• Recorded information
○ ○ ○ ○

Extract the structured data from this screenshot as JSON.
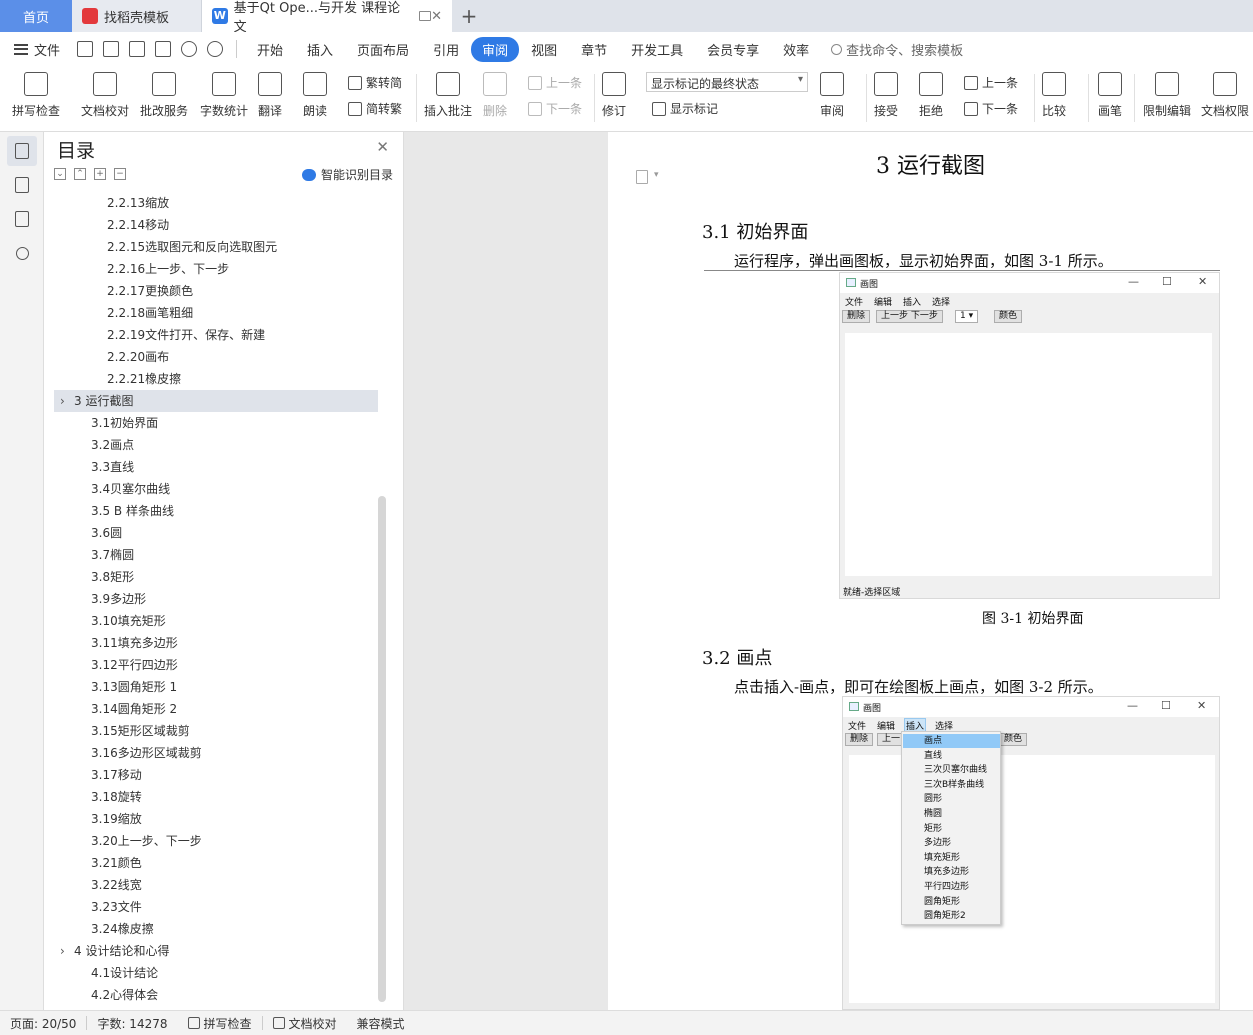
{
  "tabs": {
    "home": "首页",
    "template": "找稻壳模板",
    "document": "基于Qt Ope...与开发 课程论文"
  },
  "menu": {
    "file": "文件",
    "items": [
      "开始",
      "插入",
      "页面布局",
      "引用",
      "审阅",
      "视图",
      "章节",
      "开发工具",
      "会员专享",
      "效率"
    ],
    "active": "审阅",
    "search": "查找命令、搜索模板"
  },
  "ribbon": {
    "spellcheck": "拼写检查",
    "doc_proof": "文档校对",
    "revision_service": "批改服务",
    "word_count": "字数统计",
    "translate": "翻译",
    "read_aloud": "朗读",
    "to_traditional": "繁转简",
    "to_simplified": "简转繁",
    "insert_comment": "插入批注",
    "delete": "删除",
    "prev_comment": "上一条",
    "next_comment": "下一条",
    "track": "修订",
    "markup_dropdown": "显示标记的最终状态",
    "show_markup": "显示标记",
    "review": "审阅",
    "accept": "接受",
    "reject": "拒绝",
    "prev_change": "上一条",
    "next_change": "下一条",
    "compare": "比较",
    "pen": "画笔",
    "restrict_edit": "限制编辑",
    "doc_permission": "文档权限"
  },
  "toc": {
    "title": "目录",
    "smart": "智能识别目录",
    "items": [
      "2.2.13缩放",
      "2.2.14移动",
      "2.2.15选取图元和反向选取图元",
      "2.2.16上一步、下一步",
      "2.2.17更换颜色",
      "2.2.18画笔粗细",
      "2.2.19文件打开、保存、新建",
      "2.2.20画布",
      "2.2.21橡皮擦",
      "3 运行截图",
      "3.1初始界面",
      "3.2画点",
      "3.3直线",
      "3.4贝塞尔曲线",
      "3.5  B 样条曲线",
      "3.6圆",
      "3.7椭圆",
      "3.8矩形",
      "3.9多边形",
      "3.10填充矩形",
      "3.11填充多边形",
      "3.12平行四边形",
      "3.13圆角矩形 1",
      "3.14圆角矩形 2",
      "3.15矩形区域裁剪",
      "3.16多边形区域裁剪",
      "3.17移动",
      "3.18旋转",
      "3.19缩放",
      "3.20上一步、下一步",
      "3.21颜色",
      "3.22线宽",
      "3.23文件",
      "3.24橡皮擦",
      "4 设计结论和心得",
      "4.1设计结论",
      "4.2心得体会"
    ]
  },
  "doc": {
    "chapter_title": "3 运行截图",
    "s31_heading": "3.1  初始界面",
    "s31_text": "运行程序，弹出画图板，显示初始界面，如图 3-1 所示。",
    "fig1_caption": "图 3-1  初始界面",
    "s32_heading": "3.2  画点",
    "s32_text": "点击插入-画点，即可在绘图板上画点，如图 3-2 所示。",
    "app": {
      "title": "画图",
      "menu": [
        "文件",
        "编辑",
        "插入",
        "选择"
      ],
      "btn_delete": "删除",
      "btn_undo_redo": "上一步 下一步",
      "btn_undo_clip": "上一",
      "width_value": "1",
      "btn_color": "颜色",
      "status": "就绪-选择区域",
      "insert_menu": [
        "画点",
        "直线",
        "三次贝塞尔曲线",
        "三次B样条曲线",
        "圆形",
        "椭圆",
        "矩形",
        "多边形",
        "填充矩形",
        "填充多边形",
        "平行四边形",
        "圆角矩形",
        "圆角矩形2"
      ]
    }
  },
  "statusbar": {
    "page": "页面: 20/50",
    "words": "字数: 14278",
    "spellcheck": "拼写检查",
    "proof": "文档校对",
    "compat": "兼容模式"
  }
}
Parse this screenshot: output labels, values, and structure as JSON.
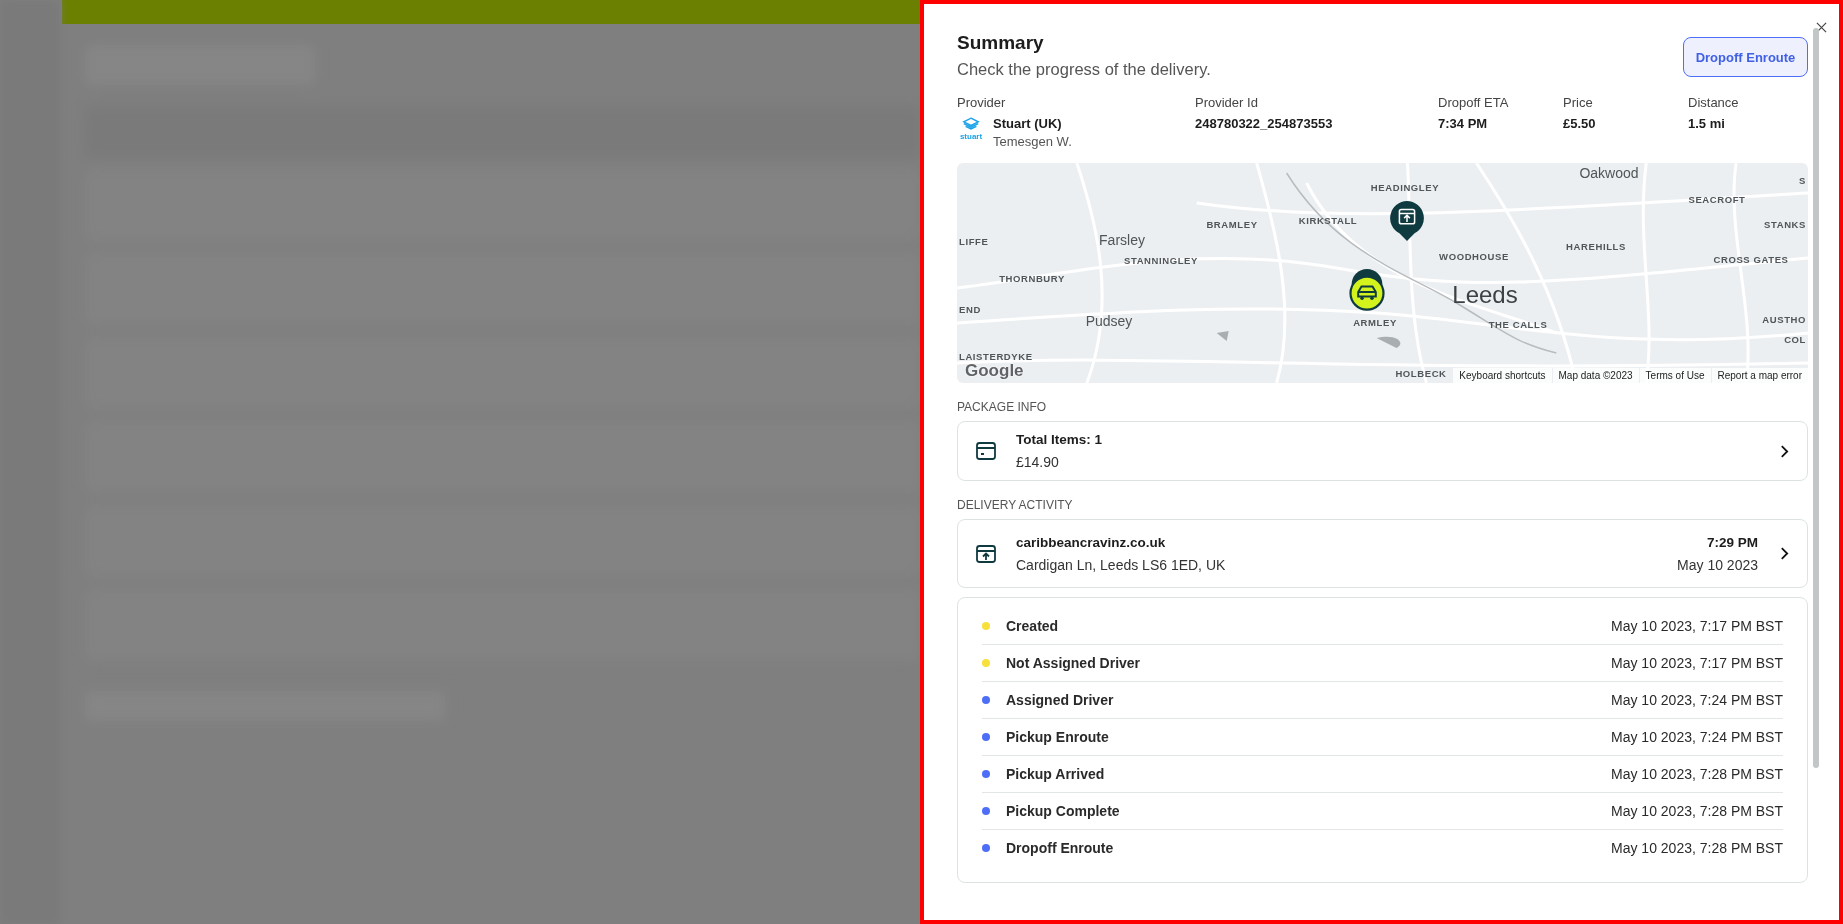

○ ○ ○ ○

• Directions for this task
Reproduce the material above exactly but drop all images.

• Reply to the exercise
Extract the structured data from this screenshot as JSON.
{
  "tabs": {
    "home": "首页",
    "template": "找稻壳模板",
    "document": "基于Qt Ope...与开发 课程论文"
  },
  "menu": {
    "file": "文件",
    "items": [
      "开始",
      "插入",
      "页面布局",
      "引用",
      "审阅",
      "视图",
      "章节",
      "开发工具",
      "会员专享",
      "效率"
    ],
    "active": "审阅",
    "search": "查找命令、搜索模板"
  },
  "ribbon": {
    "spellcheck": "拼写检查",
    "doc_proof": "文档校对",
    "revision_service": "批改服务",
    "word_count": "字数统计",
    "translate": "翻译",
    "read_aloud": "朗读",
    "to_traditional": "繁转简",
    "to_simplified": "简转繁",
    "insert_comment": "插入批注",
    "delete": "删除",
    "prev_comment": "上一条",
    "next_comment": "下一条",
    "track": "修订",
    "markup_dropdown": "显示标记的最终状态",
    "show_markup": "显示标记",
    "review": "审阅",
    "accept": "接受",
    "reject": "拒绝",
    "prev_change": "上一条",
    "next_change": "下一条",
    "compare": "比较",
    "pen": "画笔",
    "restrict_edit": "限制编辑",
    "doc_permission": "文档权限"
  },
  "toc": {
    "title": "目录",
    "smart": "智能识别目录",
    "items": [
      "2.2.13缩放",
      "2.2.14移动",
      "2.2.15选取图元和反向选取图元",
      "2.2.16上一步、下一步",
      "2.2.17更换颜色",
      "2.2.18画笔粗细",
      "2.2.19文件打开、保存、新建",
      "2.2.20画布",
      "2.2.21橡皮擦",
      "3 运行截图",
      "3.1初始界面",
      "3.2画点",
      "3.3直线",
      "3.4贝塞尔曲线",
      "3.5  B 样条曲线",
      "3.6圆",
      "3.7椭圆",
      "3.8矩形",
      "3.9多边形",
      "3.10填充矩形",
      "3.11填充多边形",
      "3.12平行四边形",
      "3.13圆角矩形 1",
      "3.14圆角矩形 2",
      "3.15矩形区域裁剪",
      "3.16多边形区域裁剪",
      "3.17移动",
      "3.18旋转",
      "3.19缩放",
      "3.20上一步、下一步",
      "3.21颜色",
      "3.22线宽",
      "3.23文件",
      "3.24橡皮擦",
      "4 设计结论和心得",
      "4.1设计结论",
      "4.2心得体会"
    ]
  },
  "doc": {
    "chapter_title": "3 运行截图",
    "s31_heading": "3.1  初始界面",
    "s31_text": "运行程序，弹出画图板，显示初始界面，如图 3-1 所示。",
    "fig1_caption": "图 3-1  初始界面",
    "s32_heading": "3.2  画点",
    "s32_text": "点击插入-画点，即可在绘图板上画点，如图 3-2 所示。",
    "app": {
      "title": "画图",
      "menu": [
        "文件",
        "编辑",
        "插入",
        "选择"
      ],
      "btn_delete": "删除",
      "btn_undo_redo": "上一步 下一步",
      "btn_undo_clip": "上一",
      "width_value": "1",
      "btn_color": "颜色",
      "status": "就绪-选择区域",
      "insert_menu": [
        "画点",
        "直线",
        "三次贝塞尔曲线",
        "三次B样条曲线",
        "圆形",
        "椭圆",
        "矩形",
        "多边形",
        "填充矩形",
        "填充多边形",
        "平行四边形",
        "圆角矩形",
        "圆角矩形2"
      ]
    }
  },
  "statusbar": {
    "page": "页面: 20/50",
    "words": "字数: 14278",
    "spellcheck": "拼写检查",
    "proof": "文档校对",
    "compat": "兼容模式"
  }
}
Parse this screenshot: output labels, values, and structure as JSON.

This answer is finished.